WHAT YOU NEED TO DO — In the entries below, filter for the word "JSON" and copy every matching line.

DATASET CONTENT —
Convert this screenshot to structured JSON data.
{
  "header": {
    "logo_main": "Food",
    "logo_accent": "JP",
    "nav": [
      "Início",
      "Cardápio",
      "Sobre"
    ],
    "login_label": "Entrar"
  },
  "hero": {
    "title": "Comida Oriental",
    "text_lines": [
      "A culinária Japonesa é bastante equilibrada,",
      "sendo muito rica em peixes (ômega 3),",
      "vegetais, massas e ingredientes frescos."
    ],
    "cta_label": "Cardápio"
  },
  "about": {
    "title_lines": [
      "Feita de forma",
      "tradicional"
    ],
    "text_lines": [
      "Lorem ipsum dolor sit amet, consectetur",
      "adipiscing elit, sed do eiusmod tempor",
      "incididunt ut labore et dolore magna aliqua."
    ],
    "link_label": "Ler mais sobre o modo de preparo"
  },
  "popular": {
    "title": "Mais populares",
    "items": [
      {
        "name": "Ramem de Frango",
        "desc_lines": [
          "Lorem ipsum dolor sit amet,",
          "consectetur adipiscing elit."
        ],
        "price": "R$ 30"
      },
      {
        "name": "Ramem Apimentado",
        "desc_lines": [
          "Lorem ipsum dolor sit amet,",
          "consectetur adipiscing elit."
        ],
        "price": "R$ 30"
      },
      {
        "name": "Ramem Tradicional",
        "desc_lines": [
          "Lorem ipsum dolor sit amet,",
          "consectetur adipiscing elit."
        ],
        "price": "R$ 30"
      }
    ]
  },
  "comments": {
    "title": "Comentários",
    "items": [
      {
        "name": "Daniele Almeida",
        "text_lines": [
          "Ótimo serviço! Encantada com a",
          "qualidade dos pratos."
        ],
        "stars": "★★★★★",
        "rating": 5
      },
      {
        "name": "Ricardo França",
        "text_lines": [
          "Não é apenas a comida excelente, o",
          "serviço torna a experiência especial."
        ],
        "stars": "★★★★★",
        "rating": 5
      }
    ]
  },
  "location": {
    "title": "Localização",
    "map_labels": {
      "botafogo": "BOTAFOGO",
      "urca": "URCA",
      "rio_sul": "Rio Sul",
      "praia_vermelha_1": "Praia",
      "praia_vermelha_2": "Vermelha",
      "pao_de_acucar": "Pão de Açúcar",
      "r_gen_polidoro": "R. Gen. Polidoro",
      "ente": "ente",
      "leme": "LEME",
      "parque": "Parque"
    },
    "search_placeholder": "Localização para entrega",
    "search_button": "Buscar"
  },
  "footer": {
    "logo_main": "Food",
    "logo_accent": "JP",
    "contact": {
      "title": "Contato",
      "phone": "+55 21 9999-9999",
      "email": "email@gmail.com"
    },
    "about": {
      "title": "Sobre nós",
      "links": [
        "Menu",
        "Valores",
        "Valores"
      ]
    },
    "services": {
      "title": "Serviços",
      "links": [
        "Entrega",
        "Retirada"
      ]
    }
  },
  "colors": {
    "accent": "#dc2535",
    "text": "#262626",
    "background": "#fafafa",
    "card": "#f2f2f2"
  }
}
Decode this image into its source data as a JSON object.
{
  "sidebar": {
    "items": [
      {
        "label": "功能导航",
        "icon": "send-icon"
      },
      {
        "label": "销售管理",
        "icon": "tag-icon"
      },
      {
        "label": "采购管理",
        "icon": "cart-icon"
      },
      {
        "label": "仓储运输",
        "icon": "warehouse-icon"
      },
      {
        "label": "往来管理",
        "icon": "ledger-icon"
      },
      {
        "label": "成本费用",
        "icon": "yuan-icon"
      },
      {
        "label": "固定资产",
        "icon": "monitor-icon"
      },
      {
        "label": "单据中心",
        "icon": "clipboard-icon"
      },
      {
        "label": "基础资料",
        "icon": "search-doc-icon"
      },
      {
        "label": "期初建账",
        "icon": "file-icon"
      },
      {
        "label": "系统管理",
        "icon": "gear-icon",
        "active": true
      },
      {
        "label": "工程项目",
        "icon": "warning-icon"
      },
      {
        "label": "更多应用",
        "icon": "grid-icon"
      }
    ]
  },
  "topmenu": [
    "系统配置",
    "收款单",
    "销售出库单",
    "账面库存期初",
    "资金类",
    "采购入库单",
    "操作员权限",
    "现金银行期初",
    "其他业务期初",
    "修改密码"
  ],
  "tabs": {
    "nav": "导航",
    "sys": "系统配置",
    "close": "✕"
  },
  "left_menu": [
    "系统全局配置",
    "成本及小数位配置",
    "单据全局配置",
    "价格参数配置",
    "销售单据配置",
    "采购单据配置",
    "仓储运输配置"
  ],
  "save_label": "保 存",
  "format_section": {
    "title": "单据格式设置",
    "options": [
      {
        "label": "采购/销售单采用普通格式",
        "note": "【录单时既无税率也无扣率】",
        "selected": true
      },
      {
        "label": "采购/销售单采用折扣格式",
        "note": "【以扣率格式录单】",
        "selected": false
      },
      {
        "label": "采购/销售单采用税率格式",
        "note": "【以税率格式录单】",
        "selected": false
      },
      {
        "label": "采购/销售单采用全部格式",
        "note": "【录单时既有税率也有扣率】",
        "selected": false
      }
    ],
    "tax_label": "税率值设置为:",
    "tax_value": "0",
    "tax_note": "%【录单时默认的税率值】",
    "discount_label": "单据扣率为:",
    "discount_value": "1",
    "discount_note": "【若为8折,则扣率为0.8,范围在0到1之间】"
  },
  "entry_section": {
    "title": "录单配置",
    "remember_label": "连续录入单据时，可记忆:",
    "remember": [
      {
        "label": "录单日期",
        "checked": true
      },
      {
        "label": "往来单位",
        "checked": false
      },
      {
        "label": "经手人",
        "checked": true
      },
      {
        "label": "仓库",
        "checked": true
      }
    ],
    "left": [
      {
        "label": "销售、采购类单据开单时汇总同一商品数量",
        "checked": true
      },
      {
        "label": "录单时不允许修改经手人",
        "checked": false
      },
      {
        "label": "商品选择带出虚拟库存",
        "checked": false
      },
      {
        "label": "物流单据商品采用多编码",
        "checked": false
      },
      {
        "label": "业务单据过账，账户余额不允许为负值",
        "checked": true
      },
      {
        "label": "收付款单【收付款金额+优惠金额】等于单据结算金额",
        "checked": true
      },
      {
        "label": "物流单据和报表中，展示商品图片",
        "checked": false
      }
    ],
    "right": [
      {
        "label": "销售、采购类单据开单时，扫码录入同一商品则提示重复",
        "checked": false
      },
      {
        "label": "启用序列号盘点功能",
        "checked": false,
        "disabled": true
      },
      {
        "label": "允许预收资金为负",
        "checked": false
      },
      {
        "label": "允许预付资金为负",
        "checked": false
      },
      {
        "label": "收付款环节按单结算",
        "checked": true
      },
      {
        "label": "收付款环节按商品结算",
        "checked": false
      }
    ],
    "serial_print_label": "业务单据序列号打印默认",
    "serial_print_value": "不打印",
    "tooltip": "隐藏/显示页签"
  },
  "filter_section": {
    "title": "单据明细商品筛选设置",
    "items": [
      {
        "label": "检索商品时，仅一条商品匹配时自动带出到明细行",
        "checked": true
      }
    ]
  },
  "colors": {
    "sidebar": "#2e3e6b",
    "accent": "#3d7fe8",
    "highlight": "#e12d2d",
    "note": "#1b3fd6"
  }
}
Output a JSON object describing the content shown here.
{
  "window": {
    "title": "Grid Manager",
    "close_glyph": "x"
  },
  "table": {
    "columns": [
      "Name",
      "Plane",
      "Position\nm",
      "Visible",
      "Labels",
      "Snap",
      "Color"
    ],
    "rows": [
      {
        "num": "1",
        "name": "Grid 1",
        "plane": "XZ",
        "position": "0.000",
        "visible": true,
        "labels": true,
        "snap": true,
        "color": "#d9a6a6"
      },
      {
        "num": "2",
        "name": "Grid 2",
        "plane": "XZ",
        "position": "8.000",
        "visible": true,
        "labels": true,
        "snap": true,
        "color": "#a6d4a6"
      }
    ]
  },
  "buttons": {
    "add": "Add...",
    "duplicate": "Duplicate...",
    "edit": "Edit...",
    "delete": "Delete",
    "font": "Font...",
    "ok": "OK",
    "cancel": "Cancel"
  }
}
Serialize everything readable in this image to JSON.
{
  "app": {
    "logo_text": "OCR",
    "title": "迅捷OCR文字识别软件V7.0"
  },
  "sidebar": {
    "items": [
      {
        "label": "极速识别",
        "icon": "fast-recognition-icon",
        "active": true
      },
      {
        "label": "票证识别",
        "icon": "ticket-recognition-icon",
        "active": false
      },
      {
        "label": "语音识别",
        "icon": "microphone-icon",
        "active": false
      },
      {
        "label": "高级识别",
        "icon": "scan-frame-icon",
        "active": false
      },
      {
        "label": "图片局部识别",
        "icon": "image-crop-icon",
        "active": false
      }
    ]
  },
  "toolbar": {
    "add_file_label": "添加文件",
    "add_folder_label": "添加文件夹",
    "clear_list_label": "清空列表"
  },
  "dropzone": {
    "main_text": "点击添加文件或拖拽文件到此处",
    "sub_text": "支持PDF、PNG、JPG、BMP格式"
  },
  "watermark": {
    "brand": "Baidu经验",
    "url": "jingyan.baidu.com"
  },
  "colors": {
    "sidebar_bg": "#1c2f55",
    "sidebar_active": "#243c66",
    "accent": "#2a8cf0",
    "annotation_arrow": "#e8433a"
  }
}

EXERCISE SOLUTION —
Convert this screenshot to structured JSON data.
Decode this image into its source data as a JSON object.
Output a JSON object describing the content shown here.
Serialize everything readable in this image to JSON.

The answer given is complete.